How cottage improvements can save you a bundle in taxes
Thinking of selling your cottage? If your cottage or recreational property is not your principal residence – and for most people, it’s not – when you sell it, you’ll pay capital gains tax on any appreciation in its value from the time you bought it. So along with all those ongoing maintenance costs, property taxes, and other expenses associated with ownership of a vacation property, you’ll be paying a good chunk of any gain in value to the federal government. But something called the “adjusted cost base” can cut the tax bill. Here’s how.
The Canada Revenue Agency calculates the capital gain on the sale of a cottage as the proceeds of the sale minus the cost of selling and the adjusted cost base (ACB). Here’s where things get interesting, especially if you’ve owned the cottage for a long time.
You have to remember that as with any bureaucracy, the document is paramount. Sometimes, it seems as if it doesn’t even matter what’s on the document, as long as there is one, so the appropriate box can be checked off on the appropriate form deep within the bowels of the CRA district tax office.
At any rate, when you sell a property, there will be ample documentation relating to the costs of selling, and it will all be handy – much of it with your lawyer and real estate agent. So this shouldn’t be a problem.
The ACB is a different story. Obviously, the higher your ACB, the lower the net proceeds of the sale, and the lower your ultimate capital gains tax bill. Of course, the tax drones at the CRA are fully aware of this, so gains on second residences are often targeted for tax audits – just to ensure that the components of the ACB are documented and are all bona fide.

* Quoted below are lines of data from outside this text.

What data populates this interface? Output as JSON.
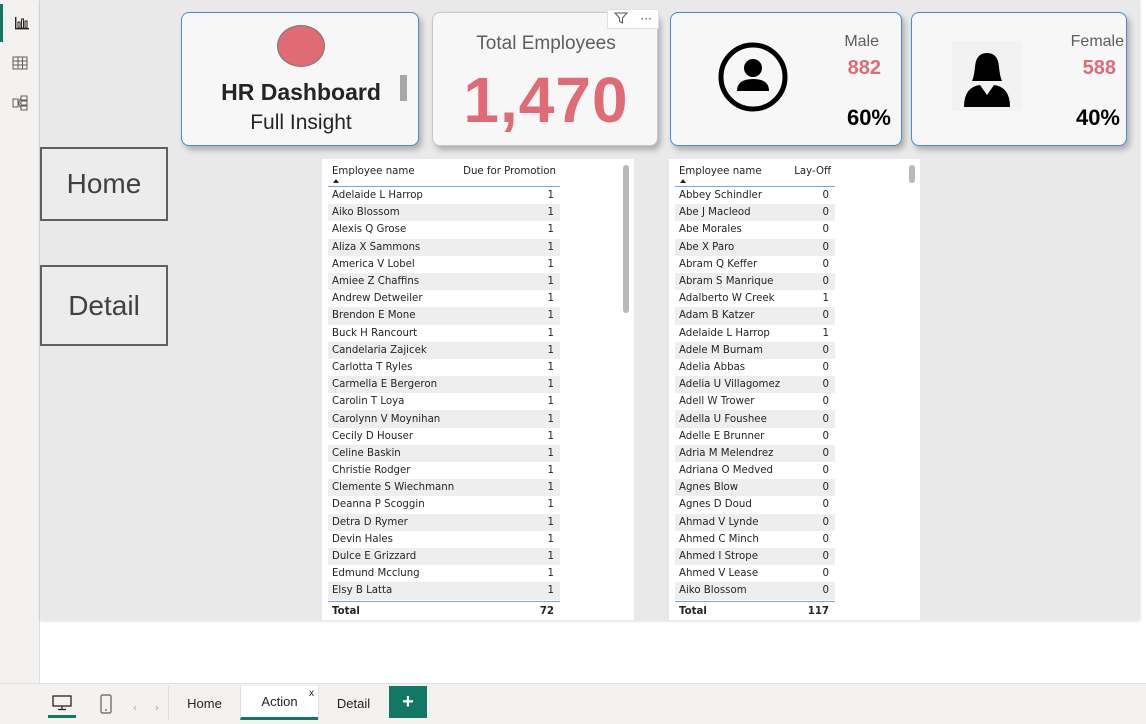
{
  "rail": {
    "icons": [
      "report-view-icon",
      "table-view-icon",
      "model-view-icon"
    ]
  },
  "title_card": {
    "title": "HR Dashboard",
    "subtitle": "Full Insight"
  },
  "total_card": {
    "label": "Total Employees",
    "value": "1,470",
    "tools": {
      "filter_icon": "filter-icon",
      "more_icon": "more-options-icon",
      "more_label": "···"
    }
  },
  "male_card": {
    "label": "Male",
    "count": "882",
    "percent": "60%",
    "icon": "male-user-icon"
  },
  "female_card": {
    "label": "Female",
    "count": "588",
    "percent": "40%",
    "icon": "female-user-icon"
  },
  "nav": {
    "home": "Home",
    "detail": "Detail"
  },
  "promotion_table": {
    "headers": [
      "Employee name",
      "Due for Promotion"
    ],
    "rows": [
      [
        "Adelaide L Harrop",
        "1"
      ],
      [
        "Aiko Blossom",
        "1"
      ],
      [
        "Alexis Q Grose",
        "1"
      ],
      [
        "Aliza X Sammons",
        "1"
      ],
      [
        "America V Lobel",
        "1"
      ],
      [
        "Amiee Z Chaffins",
        "1"
      ],
      [
        "Andrew Detweiler",
        "1"
      ],
      [
        "Brendon E Mone",
        "1"
      ],
      [
        "Buck H Rancourt",
        "1"
      ],
      [
        "Candelaria Zajicek",
        "1"
      ],
      [
        "Carlotta T Ryles",
        "1"
      ],
      [
        "Carmella E Bergeron",
        "1"
      ],
      [
        "Carolin T Loya",
        "1"
      ],
      [
        "Carolynn V Moynihan",
        "1"
      ],
      [
        "Cecily D Houser",
        "1"
      ],
      [
        "Celine Baskin",
        "1"
      ],
      [
        "Christie Rodger",
        "1"
      ],
      [
        "Clemente S Wiechmann",
        "1"
      ],
      [
        "Deanna P Scoggin",
        "1"
      ],
      [
        "Detra D Rymer",
        "1"
      ],
      [
        "Devin Hales",
        "1"
      ],
      [
        "Dulce E Grizzard",
        "1"
      ],
      [
        "Edmund Mcclung",
        "1"
      ],
      [
        "Elsy B Latta",
        "1"
      ]
    ],
    "total_label": "Total",
    "total_value": "72"
  },
  "layoff_table": {
    "headers": [
      "Employee name",
      "Lay-Off"
    ],
    "rows": [
      [
        "Abbey Schindler",
        "0"
      ],
      [
        "Abe J Macleod",
        "0"
      ],
      [
        "Abe Morales",
        "0"
      ],
      [
        "Abe X Paro",
        "0"
      ],
      [
        "Abram Q Keffer",
        "0"
      ],
      [
        "Abram S Manrique",
        "0"
      ],
      [
        "Adalberto W Creek",
        "1"
      ],
      [
        "Adam B Katzer",
        "0"
      ],
      [
        "Adelaide L Harrop",
        "1"
      ],
      [
        "Adele M Burnam",
        "0"
      ],
      [
        "Adelia Abbas",
        "0"
      ],
      [
        "Adelia U Villagomez",
        "0"
      ],
      [
        "Adell W Trower",
        "0"
      ],
      [
        "Adella U Foushee",
        "0"
      ],
      [
        "Adelle E Brunner",
        "0"
      ],
      [
        "Adria M Melendrez",
        "0"
      ],
      [
        "Adriana O Medved",
        "0"
      ],
      [
        "Agnes Blow",
        "0"
      ],
      [
        "Agnes D Doud",
        "0"
      ],
      [
        "Ahmad V Lynde",
        "0"
      ],
      [
        "Ahmed C Minch",
        "0"
      ],
      [
        "Ahmed I Strope",
        "0"
      ],
      [
        "Ahmed V Lease",
        "0"
      ],
      [
        "Aiko Blossom",
        "0"
      ]
    ],
    "total_label": "Total",
    "total_value": "117"
  },
  "tabs": {
    "home": "Home",
    "action": "Action",
    "detail": "Detail",
    "close": "x",
    "add": "+",
    "prev": "‹",
    "next": "›"
  },
  "colors": {
    "accent_pink": "#e06a75",
    "powerbi_green": "#117865",
    "card_border": "#4a8ad6"
  }
}
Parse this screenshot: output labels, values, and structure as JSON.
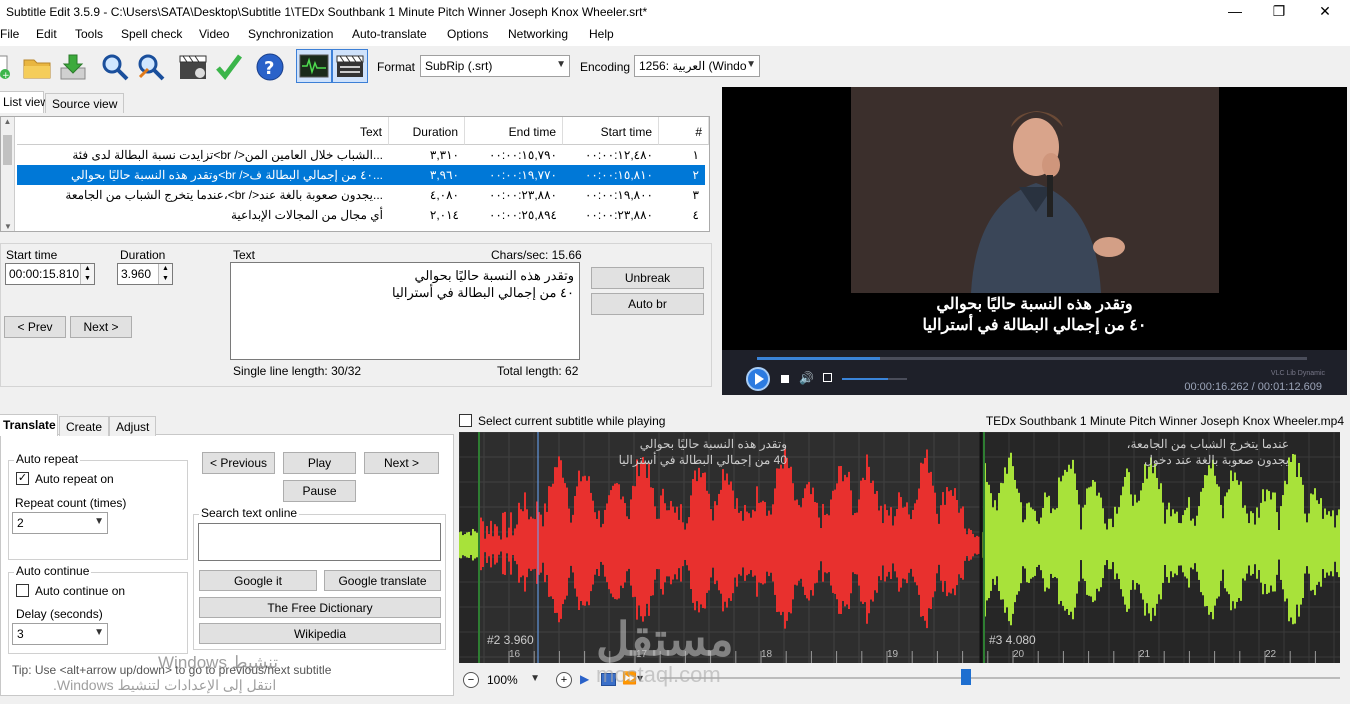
{
  "window": {
    "title": "Subtitle Edit 3.5.9 - C:\\Users\\SATA\\Desktop\\Subtitle 1\\TEDx Southbank 1 Minute Pitch Winner Joseph Knox Wheeler.srt*",
    "controls": [
      "—",
      "❐",
      "✕"
    ]
  },
  "menu": [
    "File",
    "Edit",
    "Tools",
    "Spell check",
    "Video",
    "Synchronization",
    "Auto-translate",
    "Options",
    "Networking",
    "Help"
  ],
  "toolbar": {
    "format_label": "Format",
    "format_value": "SubRip (.srt)",
    "encoding_label": "Encoding",
    "encoding_value": "1256: العربية (Windo",
    "icons": [
      "new-icon",
      "open-folder-icon",
      "download-icon",
      "find-icon",
      "replace-icon",
      "video-icon",
      "check-icon",
      "help-icon",
      "waveform-icon",
      "clapper-icon"
    ]
  },
  "view_tabs": [
    "List view",
    "Source view"
  ],
  "grid": {
    "headers": {
      "text": "Text",
      "duration": "Duration",
      "end": "End time",
      "start": "Start time",
      "num": "#"
    },
    "rows": [
      {
        "num": "١",
        "start": "٠٠:٠٠:١٢,٤٨٠",
        "end": "٠٠:٠٠:١٥,٧٩٠",
        "duration": "٣,٣١٠",
        "text": "تزايدت نسبة البطالة لدى فئة<br />الشباب خلال العامين المن..."
      },
      {
        "num": "٢",
        "start": "٠٠:٠٠:١٥,٨١٠",
        "end": "٠٠:٠٠:١٩,٧٧٠",
        "duration": "٣,٩٦٠",
        "text": "وتقدر هذه النسبة حاليًا بحوالي<br />٤٠ من إجمالي البطالة ف..."
      },
      {
        "num": "٣",
        "start": "٠٠:٠٠:١٩,٨٠٠",
        "end": "٠٠:٠٠:٢٣,٨٨٠",
        "duration": "٤,٠٨٠",
        "text": "عندما يتخرج الشباب من الجامعة،<br />يجدون صعوبة بالغة عند..."
      },
      {
        "num": "٤",
        "start": "٠٠:٠٠:٢٣,٨٨٠",
        "end": "٠٠:٠٠:٢٥,٨٩٤",
        "duration": "٢,٠١٤",
        "text": "أي مجال من المجالات الإبداعية"
      }
    ]
  },
  "editor": {
    "start_label": "Start time",
    "start_value": "00:00:15.810",
    "duration_label": "Duration",
    "duration_value": "3.960",
    "text_label": "Text",
    "chars_sec": "Chars/sec: 15.66",
    "line1": "وتقدر هذه النسبة حاليًا بحوالي",
    "line2": "٤٠ من إجمالي البطالة في أستراليا",
    "single_line": "Single line length: 30/32",
    "total_length": "Total length: 62",
    "unbreak": "Unbreak",
    "auto_br": "Auto br",
    "prev": "< Prev",
    "next": "Next >"
  },
  "video": {
    "subtitle_line1": "وتقدر هذه النسبة حاليًا بحوالي",
    "subtitle_line2": "٤٠ من إجمالي البطالة في أستراليا",
    "vlc_label": "VLC Lib Dynamic",
    "time": "00:00:16.262 / 00:01:12.609",
    "progress": 0.224,
    "volume": 0.7
  },
  "bottom_tabs": [
    "Translate",
    "Create",
    "Adjust"
  ],
  "translate": {
    "auto_repeat_title": "Auto repeat",
    "auto_repeat_on": "Auto repeat on",
    "auto_repeat_checked": true,
    "repeat_count_label": "Repeat count (times)",
    "repeat_count_value": "2",
    "auto_continue_title": "Auto continue",
    "auto_continue_on": "Auto continue on",
    "auto_continue_checked": false,
    "delay_label": "Delay (seconds)",
    "delay_value": "3",
    "previous": "< Previous",
    "play": "Play",
    "next": "Next >",
    "pause": "Pause",
    "search_online_title": "Search text online",
    "google_it": "Google it",
    "google_translate": "Google translate",
    "free_dictionary": "The Free Dictionary",
    "wikipedia": "Wikipedia",
    "tip": "Tip: Use <alt+arrow up/down> to go to previous/next subtitle"
  },
  "wave": {
    "select_current": "Select current subtitle while playing",
    "filename": "TEDx Southbank 1 Minute Pitch Winner Joseph Knox Wheeler.mp4",
    "p1_line1": "وتقدر هذه النسبة حاليًا بحوالي",
    "p1_line2": "40 من إجمالي البطالة في أستراليا",
    "p2_line1": "عندما يتخرج الشباب من الجامعة،",
    "p2_line2": "يجدون صعوبة بالغة عند دخول",
    "label1": "#2  3.960",
    "label2": "#3  4.080",
    "ticks": [
      "16",
      "17",
      "18",
      "19",
      "20",
      "21",
      "22"
    ],
    "zoom": "100%",
    "position_fraction": 0.45
  },
  "watermark": {
    "activate1": "تنشيط Windows",
    "activate2": "انتقل إلى الإعدادات لتنشيط Windows.",
    "brand": "مستقل",
    "brand_url": "mostaql.com"
  },
  "colors": {
    "selection": "#0078d7",
    "wave_active": "#e8302e",
    "wave_other": "#a8e23a",
    "wave_bg": "#262626"
  }
}
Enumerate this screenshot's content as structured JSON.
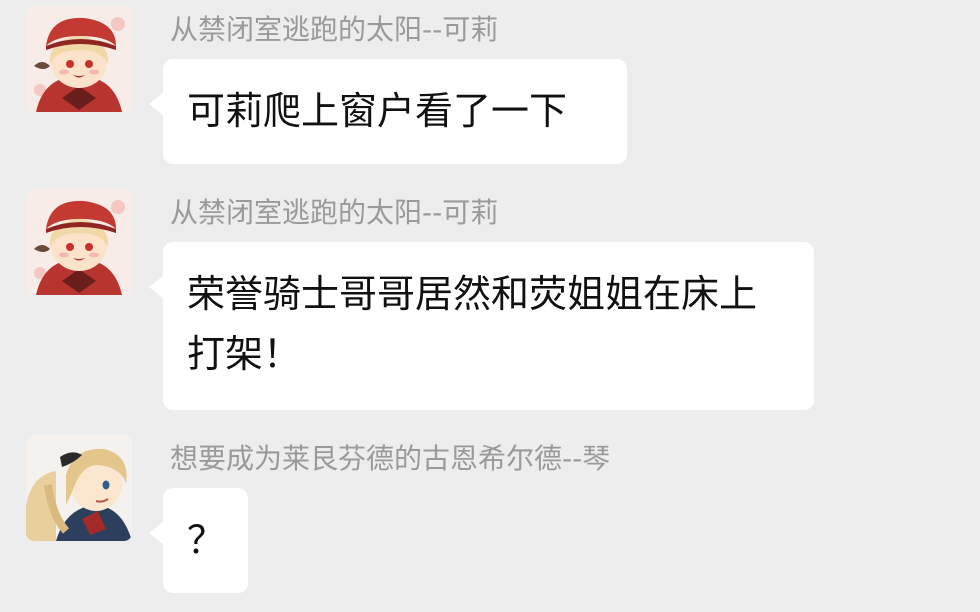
{
  "messages": [
    {
      "sender": "从禁闭室逃跑的太阳--可莉",
      "text": "可莉爬上窗户看了一下",
      "avatar": "klee-avatar"
    },
    {
      "sender": "从禁闭室逃跑的太阳--可莉",
      "text": "荣誉骑士哥哥居然和荧姐姐在床上打架！",
      "avatar": "klee-avatar"
    },
    {
      "sender": "想要成为莱艮芬德的古恩希尔德--琴",
      "text": "？",
      "avatar": "jean-avatar"
    }
  ],
  "colors": {
    "background": "#ededed",
    "bubble": "#ffffff",
    "sender_text": "#9a9a9a",
    "message_text": "#111111"
  }
}
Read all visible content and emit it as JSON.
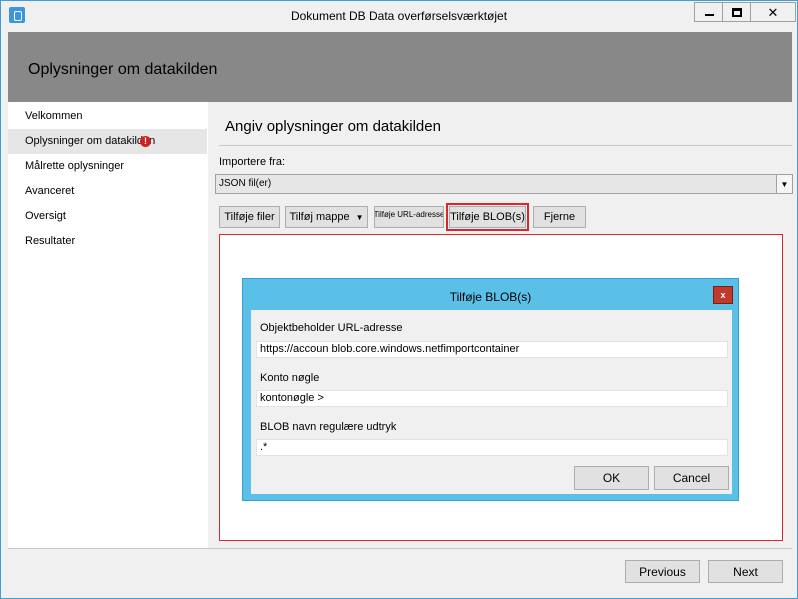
{
  "window": {
    "title": "Dokument DB Data overførselsværktøjet",
    "minimize_glyph": "",
    "close_glyph": "✕"
  },
  "header": {
    "title": "Oplysninger om datakilden"
  },
  "nav": {
    "items": [
      {
        "label": "Velkommen"
      },
      {
        "label": "Oplysninger om datakilden",
        "selected": true,
        "has_warning": true
      },
      {
        "label": "Målrette oplysninger"
      },
      {
        "label": "Avanceret"
      },
      {
        "label": "Oversigt"
      },
      {
        "label": "Resultater"
      }
    ],
    "warning_glyph": "!"
  },
  "main": {
    "section_title": "Angiv oplysninger om datakilden",
    "import_label": "Importere fra:",
    "import_value": "JSON fil(er)",
    "dropdown_arrow": "▼",
    "buttons": {
      "add_files": "Tilføje filer",
      "add_folder": "Tilføj mappe",
      "add_folder_caret": "▼",
      "add_url": "Tilføje URL-adresse",
      "add_blob": "Tilføje BLOB(s)",
      "remove": "Fjerne"
    }
  },
  "dialog": {
    "title": "Tilføje BLOB(s)",
    "close": "x",
    "container_url_label": "Objektbeholder URL-adresse",
    "container_url_value": "https://accoun blob.core.windows.netfimportcontainer",
    "account_key_label": "Konto nøgle",
    "account_key_value": "kontonøgle >",
    "blob_regex_label": "BLOB navn regulære udtryk",
    "blob_regex_value": ".*",
    "ok": "OK",
    "cancel": "Cancel"
  },
  "footer": {
    "previous": "Previous",
    "next": "Next"
  },
  "colors": {
    "accent": "#5bc0e8",
    "highlight": "#d9272e",
    "header_band": "#888888"
  }
}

So what are the kinds of things that the CRA is likely to accept in your adjusted cost base?
Costs of acquisition. You’ll need proof of the original purchase price or some proof of value if the property was a gift or inheritance. Also, if you made an election to increase the ACB in 1994, you’ll need some evidence of that. Other costs of acquisition include such things as legal and inspection fees, land transfer taxes, sales commissions, survey, title insurance, and repairs to upgrade a property that was in disrepair (e.g., a new roof, flooring, walls, and so on), but you’ll have to demonstrate that the original purchase price would have been higher without these repairs.
Related property improvements. These include items not directly related to the building, such as a new water system, well, septic or holding tank, property drainage improvements, fixed decks and docks, and access driveway. It’s important to remember that these can be included in ACB if they are “new” and not a result of ongoing maintenance, which generally cannot be included in ACB. Receipts and proofs of payment are essential.
Qualifying renovations. Here’s where things get a little fuzzy. Renovations that introduce elements to the structure of the cottage or residence that weren’t there before will generally qualify to be included in the ACB. Perhaps you added a bathroom (and all the fixtures), or a new deck, or even a couple of new bedrooms that expanded the size of the cottage. All these would be accepted in the ACB.
The test that CRA uses to determine whether the item is ongoing maintenance or an improvement is to assess whether the building has actually been improved as a result or whether it’s simply been restored to its previous state. So a coat of stain on old siding won’t count, but an upgrade from rotting wood siding to quality aluminum or brick would. Other types of improvements that generally are acceptable in ACB are new windows and doors, new flooring or walls, and upgraded kitchen and bathroom fixtures. Keep all receipts and proofs of payment. (Repetitive, I know, but I can’t stress the importance of this enough.)
Reporting the sale
Finally, remember that unless you specifically report the gain on the sale of your recreational or secondary property when you file your taxes for the year, the CRA will assume you have designated that property as your principal residence. So if you have more than one property that could be designated as a principal residence, be sure to discuss which one to designate as such with your financial planner before you put that cottage up for sale.
© 2015 by Robyn K. Thompson. All rights reserved. Reproduction without permission is prohibited. This article is for information only and is not intended as personal investment or financial advice.